_To do_:
Across the entries below, work out how many lines contain "DEMO". Please give the number only.

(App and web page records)
»»

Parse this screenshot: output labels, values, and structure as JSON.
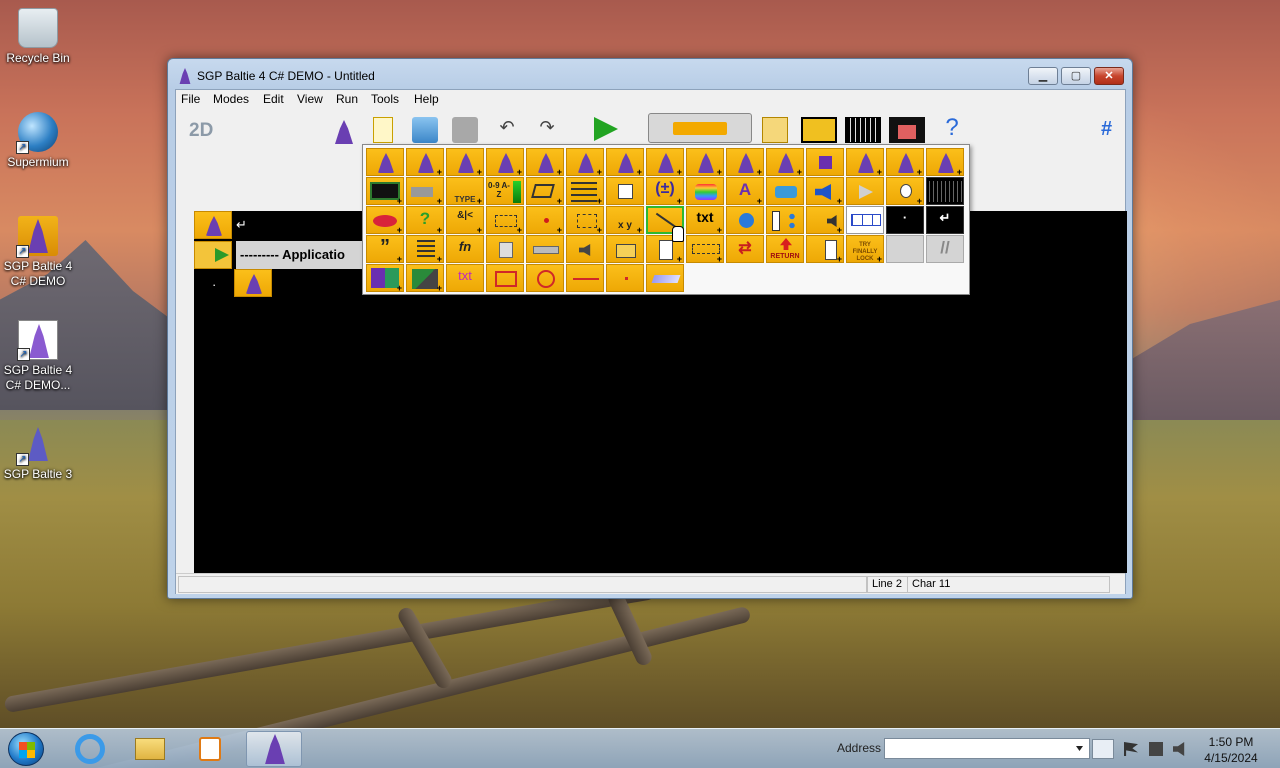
{
  "desktop": {
    "icons": [
      {
        "label": "Recycle Bin"
      },
      {
        "label": "Supermium"
      },
      {
        "label": "SGP Baltie 4 C# DEMO"
      },
      {
        "label": "SGP Baltie 4 C# DEMO..."
      },
      {
        "label": "SGP Baltie 3"
      }
    ]
  },
  "window": {
    "title": "SGP Baltie 4 C# DEMO - Untitled",
    "controls": {
      "minimize": "▁",
      "maximize": "▢",
      "close": "✕"
    },
    "menu": [
      "File",
      "Modes",
      "Edit",
      "View",
      "Run",
      "Tools",
      "Help"
    ],
    "toolbar": {
      "mode_label": "2D",
      "hash_label": "#",
      "help_label": "?",
      "undo_label": "↶",
      "redo_label": "↷"
    },
    "editor": {
      "application_line": "--------- Applicatio",
      "return_glyph": "↵",
      "dot_glyph": "·"
    },
    "status": {
      "line": "Line 2",
      "char": "Char 11"
    }
  },
  "palette": {
    "texts": {
      "fn": "fn",
      "txt": "txt",
      "txt2": "txt",
      "try": "TRY FINALLY LOCK",
      "return": "RETURN",
      "az": "0-9 A-Z",
      "type": "TYPE",
      "xy": "x y",
      "quote": "”",
      "slash": "//",
      "ret": "↵",
      "dot": "·"
    }
  },
  "taskbar": {
    "address_label": "Address",
    "address_value": "",
    "time": "1:50 PM",
    "date": "4/15/2024"
  }
}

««

_Response_:
3